=exp[(0.45/2)+1.61 + 1.22x], (equation 4)
=6.26x '22. (equation 5)
These results were substituted into equation 1 and used to compute sample size requirements:
N=6.26x122x20.125-2 (equation 6)
N=6.26x0780.125-2. (equation 7)
Differences in seasonal catch rates were not consistent among lakes nor size classes (Table 1). CPUE of
"small" saugeye was higher in the fall from Holdenville, whereas no seasonal differences in CPUE of the "small" size
class were observed in the Jean Neustadt and Thunderbird data (Table 1). CPUE of the "intermediate" size class was
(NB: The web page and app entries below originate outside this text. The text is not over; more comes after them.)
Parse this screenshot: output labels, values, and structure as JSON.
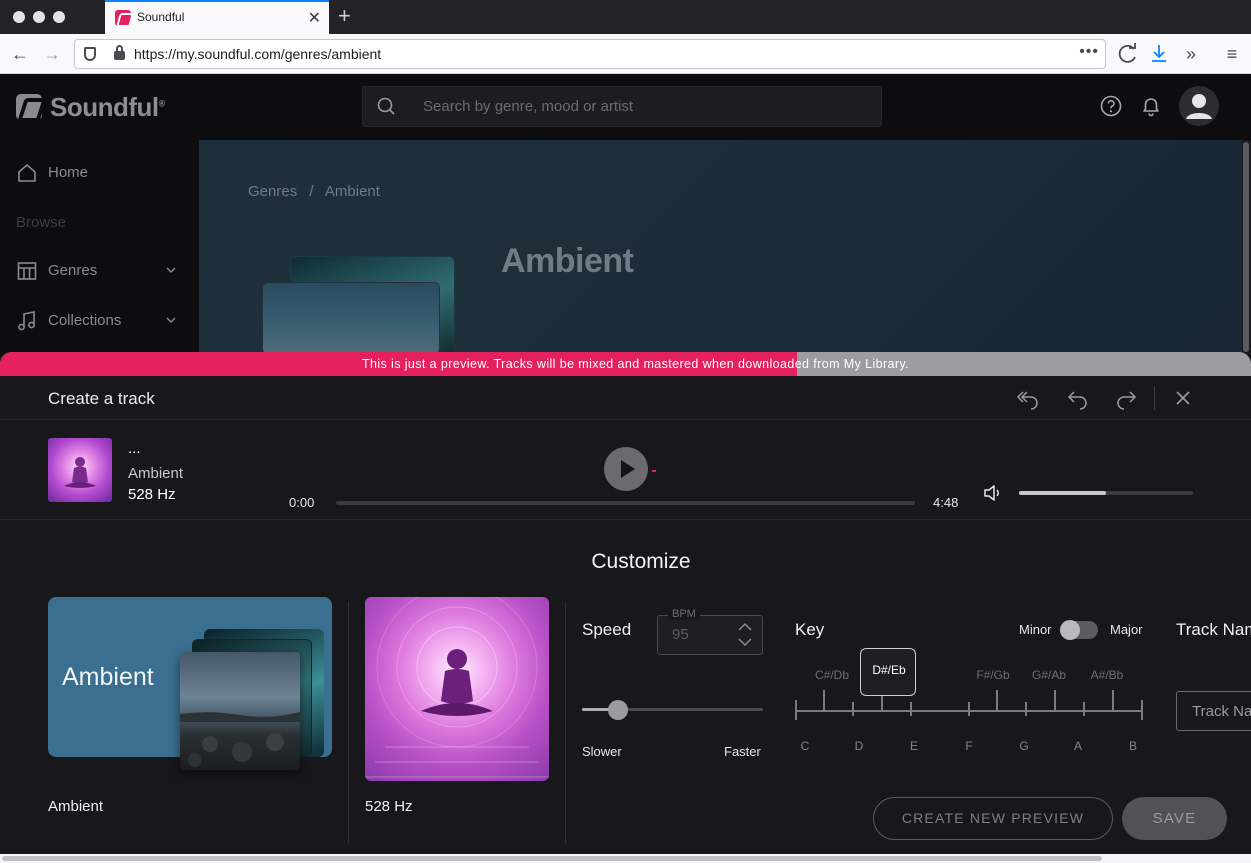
{
  "browser": {
    "tab_title": "Soundful",
    "url": "https://my.soundful.com/genres/ambient",
    "url_more": "•••"
  },
  "app": {
    "logo_text": "Soundful",
    "logo_mark": "®",
    "search_placeholder": "Search by genre, mood or artist"
  },
  "sidebar": {
    "home": "Home",
    "browse": "Browse",
    "genres": "Genres",
    "collections": "Collections"
  },
  "hero": {
    "breadcrumb_root": "Genres",
    "breadcrumb_sep": "/",
    "breadcrumb_current": "Ambient",
    "title": "Ambient"
  },
  "banner": {
    "text": "This is just a preview. Tracks will be mixed and mastered when downloaded from My Library.",
    "progress": 0.637,
    "accent": "#e5205f"
  },
  "modal": {
    "title": "Create a track",
    "player": {
      "title": "...",
      "genre": "Ambient",
      "variant": "528 Hz",
      "current_time": "0:00",
      "duration": "4:48",
      "progress": 0,
      "volume": 0.5
    },
    "customize": {
      "title": "Customize",
      "genre_card_label": "Ambient",
      "genre_name": "Ambient",
      "variant_name": "528 Hz",
      "speed": {
        "label": "Speed",
        "bpm_caption": "BPM",
        "bpm_value": "95",
        "slower": "Slower",
        "faster": "Faster",
        "level": 0.2
      },
      "key": {
        "label": "Key",
        "minor": "Minor",
        "major": "Major",
        "mode": "Minor",
        "sharps": [
          "C#/Db",
          "D#/Eb",
          "F#/Gb",
          "G#/Ab",
          "A#/Bb"
        ],
        "naturals": [
          "C",
          "D",
          "E",
          "F",
          "G",
          "A",
          "B"
        ],
        "selected": "D#/Eb"
      },
      "track_name": {
        "label": "Track Name",
        "placeholder": "Track Name"
      },
      "create_preview": "CREATE NEW PREVIEW",
      "save": "SAVE"
    }
  }
}
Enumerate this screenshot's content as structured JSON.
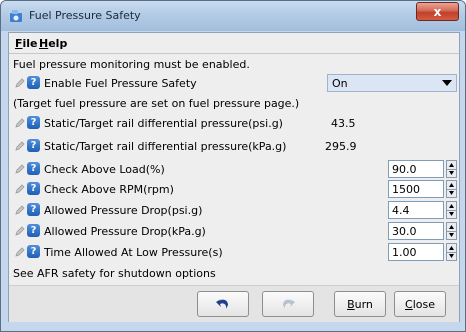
{
  "window": {
    "title": "Fuel Pressure Safety",
    "close_glyph": "x"
  },
  "menu": {
    "file": "File",
    "file_mnemonic": "F",
    "file_rest": "ile",
    "help": "Help",
    "help_mnemonic": "H",
    "help_rest": "elp"
  },
  "notes": {
    "monitoring": "Fuel pressure monitoring must be enabled.",
    "target_note": "(Target fuel pressure are set on fuel pressure page.)",
    "afr_note": "See AFR safety for shutdown options"
  },
  "fields": {
    "enable": {
      "label": "Enable Fuel Pressure Safety",
      "value": "On"
    },
    "static_psi": {
      "label": "Static/Target rail differential pressure(psi.g)",
      "value": "43.5"
    },
    "static_kpa": {
      "label": "Static/Target rail differential pressure(kPa.g)",
      "value": "295.9"
    },
    "check_load": {
      "label": "Check Above Load(%)",
      "value": "90.0"
    },
    "check_rpm": {
      "label": "Check Above RPM(rpm)",
      "value": "1500"
    },
    "drop_psi": {
      "label": "Allowed Pressure Drop(psi.g)",
      "value": "4.4"
    },
    "drop_kpa": {
      "label": "Allowed Pressure Drop(kPa.g)",
      "value": "30.0"
    },
    "time_low": {
      "label": "Time Allowed At Low Pressure(s)",
      "value": "1.00"
    }
  },
  "buttons": {
    "undo_icon": "undo-icon",
    "redo_icon": "redo-icon",
    "burn_mnemonic": "B",
    "burn_rest": "urn",
    "close_mnemonic": "C",
    "close_rest": "lose"
  },
  "colors": {
    "help_icon": "#1f5fb6",
    "combo_bg": "#dbe5f3",
    "close_button": "#c2402a"
  }
}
higher in the fall from Jean Neustadt and Thunderbird; no seasonal difference was detected from Holdenville (Table
1). CPUE of "large" saugeye was higher in the spring from Holdenville and Jean Neustadt; however, higher CPUE's
were found in the fall samples from Thunderbird (Table 1). Catch rates for all size classes combined did not differ by
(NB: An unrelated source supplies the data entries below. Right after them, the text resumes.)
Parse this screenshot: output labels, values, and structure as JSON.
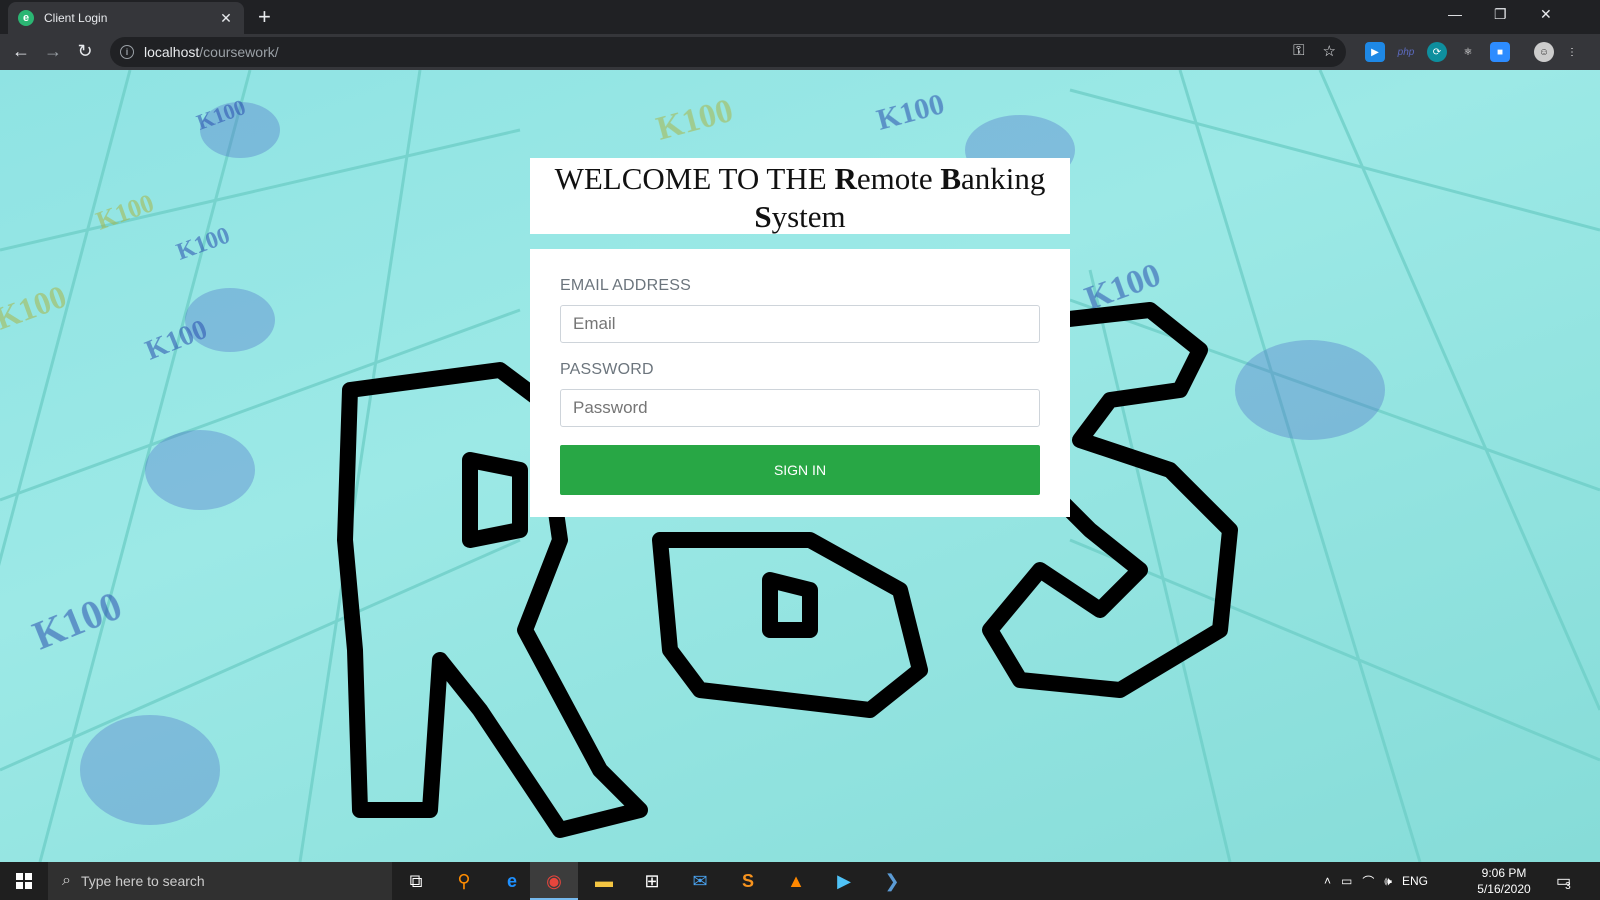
{
  "browser": {
    "tab_title": "Client Login",
    "tab_favicon_letter": "e",
    "url_host": "localhost",
    "url_path": "/coursework/"
  },
  "page": {
    "welcome_prefix": "WELCOME TO THE ",
    "welcome_R": "R",
    "welcome_emote": "emote ",
    "welcome_B": "B",
    "welcome_anking": "anking",
    "welcome_S": "S",
    "welcome_ystem": "ystem",
    "email_label": "EMAIL ADDRESS",
    "email_placeholder": "Email",
    "password_label": "PASSWORD",
    "password_placeholder": "Password",
    "signin_label": "SIGN IN",
    "logo_text": "RBS"
  },
  "taskbar": {
    "search_placeholder": "Type here to search",
    "language": "ENG",
    "time": "9:06 PM",
    "date": "5/16/2020",
    "notification_count": "3"
  },
  "colors": {
    "accent_green": "#28a745",
    "page_background": "#9ce9e6",
    "chrome_dark": "#202124"
  }
}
season from Holdenville and Jean Neustadt, but were higher at Thunderbird in the fall (Table 1).
Analysis of the monthly electrofishing data did not provide additional insight into temporal differences in
CPUE. Therefore, monthly comparisons will not be discussed further.
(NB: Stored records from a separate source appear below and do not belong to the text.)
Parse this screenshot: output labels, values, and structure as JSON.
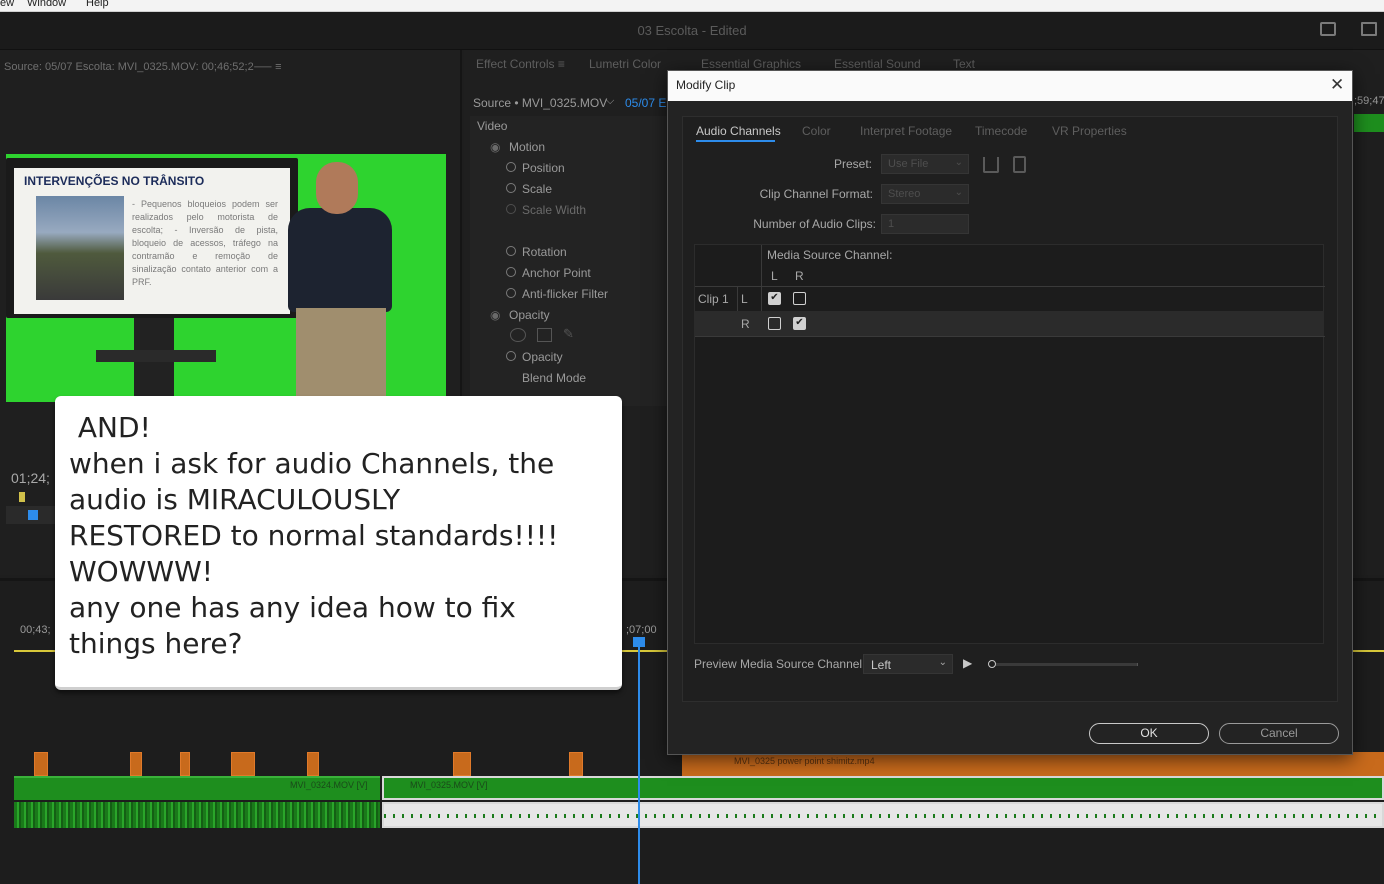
{
  "menu": {
    "items": [
      "ew",
      "Window",
      "Help"
    ]
  },
  "app": {
    "title": "03 Escolta - Edited"
  },
  "source_monitor": {
    "header": "Source: 05/07 Escolta: MVI_0325.MOV: 00;46;52;2⸺ ≡",
    "timecode": "01;24;",
    "frame": {
      "slide_title": "INTERVENÇÕES NO TRÂNSITO",
      "slide_text": "- Pequenos bloqueios podem ser realizados pelo motorista de escolta; - Inversão de pista, bloqueio de acessos, tráfego na contramão e remoção de sinalização contato anterior com a PRF."
    }
  },
  "panel_tabs": {
    "effect_controls": "Effect Controls ≡",
    "lumetri": "Lumetri Color",
    "essential_graphics": "Essential Graphics",
    "essential_sound": "Essential Sound",
    "text": "Text"
  },
  "effect_controls": {
    "source": "Source • MVI_0325.MOV",
    "source_dropdown": "⌵",
    "sequence_partial": "05/07 E",
    "right_time": ";59;47",
    "video_label": "Video",
    "motion": "Motion",
    "position": "Position",
    "scale": "Scale",
    "scale_width": "Scale Width",
    "rotation": "Rotation",
    "anchor": "Anchor Point",
    "anti_flicker": "Anti-flicker Filter",
    "opacity_group": "Opacity",
    "opacity": "Opacity",
    "blend": "Blend Mode"
  },
  "timeline": {
    "time_left": "00;43;",
    "time_mid": ";07;00",
    "orange_clip_label": "MVI_0325 power point shimitz.mp4",
    "video_clip_1": "MVI_0324.MOV [V]",
    "video_clip_2": "MVI_0325.MOV [V]"
  },
  "modal": {
    "title": "Modify Clip",
    "close": "✕",
    "tabs": [
      "Audio Channels",
      "Color",
      "Interpret Footage",
      "Timecode",
      "VR Properties"
    ],
    "preset_label": "Preset:",
    "preset_value": "Use File",
    "format_label": "Clip Channel Format:",
    "format_value": "Stereo",
    "num_clips_label": "Number of Audio Clips:",
    "num_clips_value": "1",
    "media_source_channel": "Media Source Channel:",
    "col_l": "L",
    "col_r": "R",
    "clip_label": "Clip 1",
    "rows": [
      {
        "ch": "L",
        "l_checked": true,
        "r_checked": false
      },
      {
        "ch": "R",
        "l_checked": false,
        "r_checked": true
      }
    ],
    "preview_label": "Preview Media Source Channel:",
    "preview_value": "Left",
    "play": "▶",
    "ok": "OK",
    "cancel": "Cancel"
  },
  "callout": {
    "text": " AND!\nwhen i ask for audio Channels, the\naudio is MIRACULOUSLY\nRESTORED to normal standards!!!!\nWOWWW!\nany one has any idea how to fix\nthings here?"
  },
  "colors": {
    "accent": "#2d8ceb",
    "green_screen": "#2ed32f",
    "video_clip": "#1e8e1e",
    "orange_clip": "#c86a1c",
    "work_area": "#d8c83a"
  }
}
Precision of most samples was poor. Precision of the Thunderbird data was higher than that for Holdenville
and Jean Neustadt (Table 1). However, a minimum of 5 hours of electrofishing was required to obtain a CVx=0.125
in fall sampling with size classes, day time, and habitats combined (Table 1). Stratifying the data by size class generally
made sampling requirements unrealistic. Ten hours of electrofishing would meet the specified target of precision in
only three of the 24 sampling strata depicted in Table 1.
Diurnal differences in CPUE were more consistent. CPUE's of night samples were higher for all lakes for
the "small" and "intermediate" size classes (Table 2). No diurnal differences in catch rates of "large" saugeye were
Click tabs to swap between content that is broken into logical sections.